The main purpose of a key person system is to create a "family" atmosphere by providing secure relationships in which children can thrive. The EYFS highlights the job of the key person as a link sharing information with parents and carers about the child's life at home.
The Key person is the named member of staff with whom a child has more contact than other adults. This adult shows a special interest in the child through close personal interaction day to day. The key person can help the young child to deal with separation anxiety.
They key person role is set out in the Welfare Requirements of the Early Years Foundation Stage.
“3.26 Each child must be assigned a key person. Their role is to help ensure that every child’s care is tailored to meet their individual needs (in accordance with paragraph 1.11), to help the child become familiar with the setting, offer a settled relationship for the child and build a relationship with their parents.”
§ When looking at setting up the key person system, we have to take into account the sessions that the child attends, the hours the team member works and the compatibility between the child, parent/carer and the team member.
§ The key person is responsible for the induction of the family and for settling the child into our setting.
§ The key person offers unconditional regard for the child and is non-judgemental.
§ The key person works with the parent to plan and deliver a personalised plan for the child’s well-being, care and leaning.
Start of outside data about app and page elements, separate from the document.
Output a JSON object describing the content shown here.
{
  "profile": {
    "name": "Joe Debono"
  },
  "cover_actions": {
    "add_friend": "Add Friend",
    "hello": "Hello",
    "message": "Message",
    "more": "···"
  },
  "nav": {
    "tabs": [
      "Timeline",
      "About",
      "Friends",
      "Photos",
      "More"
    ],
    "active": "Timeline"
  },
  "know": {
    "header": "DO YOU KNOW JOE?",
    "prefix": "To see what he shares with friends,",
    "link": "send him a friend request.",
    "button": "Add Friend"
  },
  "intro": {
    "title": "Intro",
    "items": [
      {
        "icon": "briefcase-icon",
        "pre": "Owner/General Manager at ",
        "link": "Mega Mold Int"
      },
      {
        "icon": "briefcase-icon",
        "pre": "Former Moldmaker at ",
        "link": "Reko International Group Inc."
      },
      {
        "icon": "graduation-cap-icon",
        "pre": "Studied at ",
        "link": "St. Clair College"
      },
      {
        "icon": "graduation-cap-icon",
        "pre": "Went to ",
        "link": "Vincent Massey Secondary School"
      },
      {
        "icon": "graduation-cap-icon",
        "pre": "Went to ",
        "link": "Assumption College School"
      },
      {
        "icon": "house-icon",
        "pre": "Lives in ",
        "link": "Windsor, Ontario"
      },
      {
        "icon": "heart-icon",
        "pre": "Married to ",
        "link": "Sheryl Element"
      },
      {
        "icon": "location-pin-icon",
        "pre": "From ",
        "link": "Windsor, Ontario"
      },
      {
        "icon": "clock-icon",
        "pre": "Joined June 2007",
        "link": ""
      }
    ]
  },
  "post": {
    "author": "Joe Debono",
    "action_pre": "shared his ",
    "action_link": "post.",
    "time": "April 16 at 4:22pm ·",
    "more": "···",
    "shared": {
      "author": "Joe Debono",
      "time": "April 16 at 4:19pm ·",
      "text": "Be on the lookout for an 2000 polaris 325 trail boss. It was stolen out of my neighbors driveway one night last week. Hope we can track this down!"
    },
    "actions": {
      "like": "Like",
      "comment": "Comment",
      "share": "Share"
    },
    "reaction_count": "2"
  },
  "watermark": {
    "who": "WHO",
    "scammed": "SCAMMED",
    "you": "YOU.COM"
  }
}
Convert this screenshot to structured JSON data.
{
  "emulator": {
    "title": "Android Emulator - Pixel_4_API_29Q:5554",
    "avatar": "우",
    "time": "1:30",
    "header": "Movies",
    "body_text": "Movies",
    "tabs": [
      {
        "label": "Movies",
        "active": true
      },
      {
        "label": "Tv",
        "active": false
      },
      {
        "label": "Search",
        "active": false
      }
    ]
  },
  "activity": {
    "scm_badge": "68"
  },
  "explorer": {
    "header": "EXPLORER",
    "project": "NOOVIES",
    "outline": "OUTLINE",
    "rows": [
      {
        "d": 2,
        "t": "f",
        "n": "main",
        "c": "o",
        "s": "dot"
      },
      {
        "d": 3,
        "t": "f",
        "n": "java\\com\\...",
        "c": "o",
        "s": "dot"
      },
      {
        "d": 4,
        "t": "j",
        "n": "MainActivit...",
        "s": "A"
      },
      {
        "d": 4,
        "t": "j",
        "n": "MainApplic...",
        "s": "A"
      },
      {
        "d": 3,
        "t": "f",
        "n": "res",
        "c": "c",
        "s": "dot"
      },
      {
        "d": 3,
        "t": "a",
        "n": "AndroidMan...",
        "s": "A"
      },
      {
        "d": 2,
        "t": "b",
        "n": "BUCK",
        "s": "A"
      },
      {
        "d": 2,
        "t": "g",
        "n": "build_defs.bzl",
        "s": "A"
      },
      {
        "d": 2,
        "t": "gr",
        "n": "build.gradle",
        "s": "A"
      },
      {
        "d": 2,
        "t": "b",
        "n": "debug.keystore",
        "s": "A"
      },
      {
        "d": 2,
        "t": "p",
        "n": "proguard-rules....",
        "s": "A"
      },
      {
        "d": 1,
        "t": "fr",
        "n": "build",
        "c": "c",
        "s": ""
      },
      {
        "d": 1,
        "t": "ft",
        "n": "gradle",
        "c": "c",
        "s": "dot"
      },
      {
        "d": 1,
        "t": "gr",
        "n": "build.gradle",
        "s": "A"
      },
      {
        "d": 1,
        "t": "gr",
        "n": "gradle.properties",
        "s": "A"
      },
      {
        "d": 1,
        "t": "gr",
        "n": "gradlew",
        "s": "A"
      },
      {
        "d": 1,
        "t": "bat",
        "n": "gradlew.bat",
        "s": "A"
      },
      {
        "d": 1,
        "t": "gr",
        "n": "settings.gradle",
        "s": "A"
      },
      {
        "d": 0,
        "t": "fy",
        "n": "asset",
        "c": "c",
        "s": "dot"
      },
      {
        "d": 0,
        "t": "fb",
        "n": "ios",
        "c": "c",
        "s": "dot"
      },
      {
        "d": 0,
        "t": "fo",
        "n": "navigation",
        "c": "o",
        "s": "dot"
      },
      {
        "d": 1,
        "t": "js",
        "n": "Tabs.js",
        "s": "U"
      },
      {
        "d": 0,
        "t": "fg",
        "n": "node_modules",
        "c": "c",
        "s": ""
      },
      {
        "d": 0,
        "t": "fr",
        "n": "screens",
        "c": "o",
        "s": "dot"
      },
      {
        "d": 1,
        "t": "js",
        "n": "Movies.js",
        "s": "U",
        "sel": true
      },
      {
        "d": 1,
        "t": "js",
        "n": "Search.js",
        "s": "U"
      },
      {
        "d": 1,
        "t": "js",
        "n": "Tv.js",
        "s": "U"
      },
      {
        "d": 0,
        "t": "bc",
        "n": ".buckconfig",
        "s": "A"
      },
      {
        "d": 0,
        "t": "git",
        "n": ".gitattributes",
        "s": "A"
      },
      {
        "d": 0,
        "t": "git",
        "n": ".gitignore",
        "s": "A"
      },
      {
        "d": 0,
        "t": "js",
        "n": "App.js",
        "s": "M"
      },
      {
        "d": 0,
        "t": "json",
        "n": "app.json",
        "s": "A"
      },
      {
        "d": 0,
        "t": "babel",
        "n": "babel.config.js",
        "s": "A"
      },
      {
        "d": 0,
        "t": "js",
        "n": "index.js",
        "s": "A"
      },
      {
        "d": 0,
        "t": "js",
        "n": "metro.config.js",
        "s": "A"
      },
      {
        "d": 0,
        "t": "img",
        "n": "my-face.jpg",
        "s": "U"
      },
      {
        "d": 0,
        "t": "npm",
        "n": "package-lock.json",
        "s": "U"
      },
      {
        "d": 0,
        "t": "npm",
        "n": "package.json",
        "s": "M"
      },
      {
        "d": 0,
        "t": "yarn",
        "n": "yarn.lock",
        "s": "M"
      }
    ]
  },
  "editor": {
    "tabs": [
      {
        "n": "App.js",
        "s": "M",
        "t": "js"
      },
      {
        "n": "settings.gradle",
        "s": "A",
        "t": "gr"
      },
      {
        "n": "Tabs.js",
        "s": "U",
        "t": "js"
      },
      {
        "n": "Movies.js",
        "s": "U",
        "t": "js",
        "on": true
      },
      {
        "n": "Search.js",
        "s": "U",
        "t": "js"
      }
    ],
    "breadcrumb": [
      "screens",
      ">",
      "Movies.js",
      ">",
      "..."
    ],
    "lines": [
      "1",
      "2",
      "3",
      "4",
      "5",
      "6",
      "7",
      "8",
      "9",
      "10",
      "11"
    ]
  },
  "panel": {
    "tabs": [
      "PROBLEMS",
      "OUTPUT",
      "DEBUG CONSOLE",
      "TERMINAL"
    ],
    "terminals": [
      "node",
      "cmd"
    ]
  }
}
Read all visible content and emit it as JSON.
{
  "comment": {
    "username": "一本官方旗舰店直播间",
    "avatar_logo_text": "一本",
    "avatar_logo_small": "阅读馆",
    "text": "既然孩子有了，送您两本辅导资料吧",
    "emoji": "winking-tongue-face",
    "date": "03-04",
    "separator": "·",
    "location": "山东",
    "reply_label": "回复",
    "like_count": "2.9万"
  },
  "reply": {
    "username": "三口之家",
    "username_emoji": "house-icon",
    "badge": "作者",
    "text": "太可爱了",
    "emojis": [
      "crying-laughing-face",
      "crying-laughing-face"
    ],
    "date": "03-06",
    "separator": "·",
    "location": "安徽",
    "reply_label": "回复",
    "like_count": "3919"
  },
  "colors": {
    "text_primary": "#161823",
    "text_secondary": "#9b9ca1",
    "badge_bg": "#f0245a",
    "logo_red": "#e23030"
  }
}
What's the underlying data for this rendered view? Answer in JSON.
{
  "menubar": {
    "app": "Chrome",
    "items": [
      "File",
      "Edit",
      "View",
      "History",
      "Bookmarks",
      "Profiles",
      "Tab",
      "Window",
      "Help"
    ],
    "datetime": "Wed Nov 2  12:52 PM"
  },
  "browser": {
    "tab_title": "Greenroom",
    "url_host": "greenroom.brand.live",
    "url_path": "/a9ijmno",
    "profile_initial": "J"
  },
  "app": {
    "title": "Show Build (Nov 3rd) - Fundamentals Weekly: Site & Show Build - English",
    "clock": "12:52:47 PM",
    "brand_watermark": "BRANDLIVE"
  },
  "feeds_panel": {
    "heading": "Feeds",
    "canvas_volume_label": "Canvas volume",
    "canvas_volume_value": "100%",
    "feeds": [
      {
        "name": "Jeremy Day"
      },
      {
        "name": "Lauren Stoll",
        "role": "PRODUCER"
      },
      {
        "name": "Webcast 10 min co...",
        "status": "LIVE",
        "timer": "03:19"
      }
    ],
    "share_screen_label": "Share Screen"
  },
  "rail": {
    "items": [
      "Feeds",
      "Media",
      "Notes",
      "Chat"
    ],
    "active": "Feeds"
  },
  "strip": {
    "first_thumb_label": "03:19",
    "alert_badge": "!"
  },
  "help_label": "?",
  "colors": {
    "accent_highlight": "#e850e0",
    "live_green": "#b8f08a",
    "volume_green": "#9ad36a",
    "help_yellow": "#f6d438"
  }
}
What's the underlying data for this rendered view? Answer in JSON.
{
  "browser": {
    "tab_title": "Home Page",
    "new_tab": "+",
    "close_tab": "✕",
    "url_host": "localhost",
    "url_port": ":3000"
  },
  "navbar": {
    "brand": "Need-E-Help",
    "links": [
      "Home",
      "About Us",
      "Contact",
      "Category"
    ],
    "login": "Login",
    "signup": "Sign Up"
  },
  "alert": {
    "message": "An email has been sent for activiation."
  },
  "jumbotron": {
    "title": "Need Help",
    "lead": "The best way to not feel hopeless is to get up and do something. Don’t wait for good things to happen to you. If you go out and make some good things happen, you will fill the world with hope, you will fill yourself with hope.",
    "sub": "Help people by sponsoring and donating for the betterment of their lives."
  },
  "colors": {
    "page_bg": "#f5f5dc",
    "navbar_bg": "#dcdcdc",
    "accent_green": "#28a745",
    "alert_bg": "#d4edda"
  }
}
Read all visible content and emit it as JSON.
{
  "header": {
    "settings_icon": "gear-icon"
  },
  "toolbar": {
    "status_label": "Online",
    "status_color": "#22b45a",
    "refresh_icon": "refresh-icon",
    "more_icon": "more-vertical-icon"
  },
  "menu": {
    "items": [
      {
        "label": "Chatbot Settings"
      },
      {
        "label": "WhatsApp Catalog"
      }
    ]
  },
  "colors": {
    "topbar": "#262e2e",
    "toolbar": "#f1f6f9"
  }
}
§ The key person acts as the key contact for the parents and has links with other carers involved with the child, such as a childminder, and co-ordinates the sharing of appropriate information about the child’s development with those carers.
§ A key person is responsible for developmental records and for sharing information on a regular basis with the child’s parents to keep those records up-to-date, reflecting the full picture of the child in our setting and at home.
§ The key person encourages positive relationships between children in her/his key group, spending time with them as a group.
We promote the role of the key person as the child’s primary carer in our setting, and as the basis for establishing relationships with other staff and children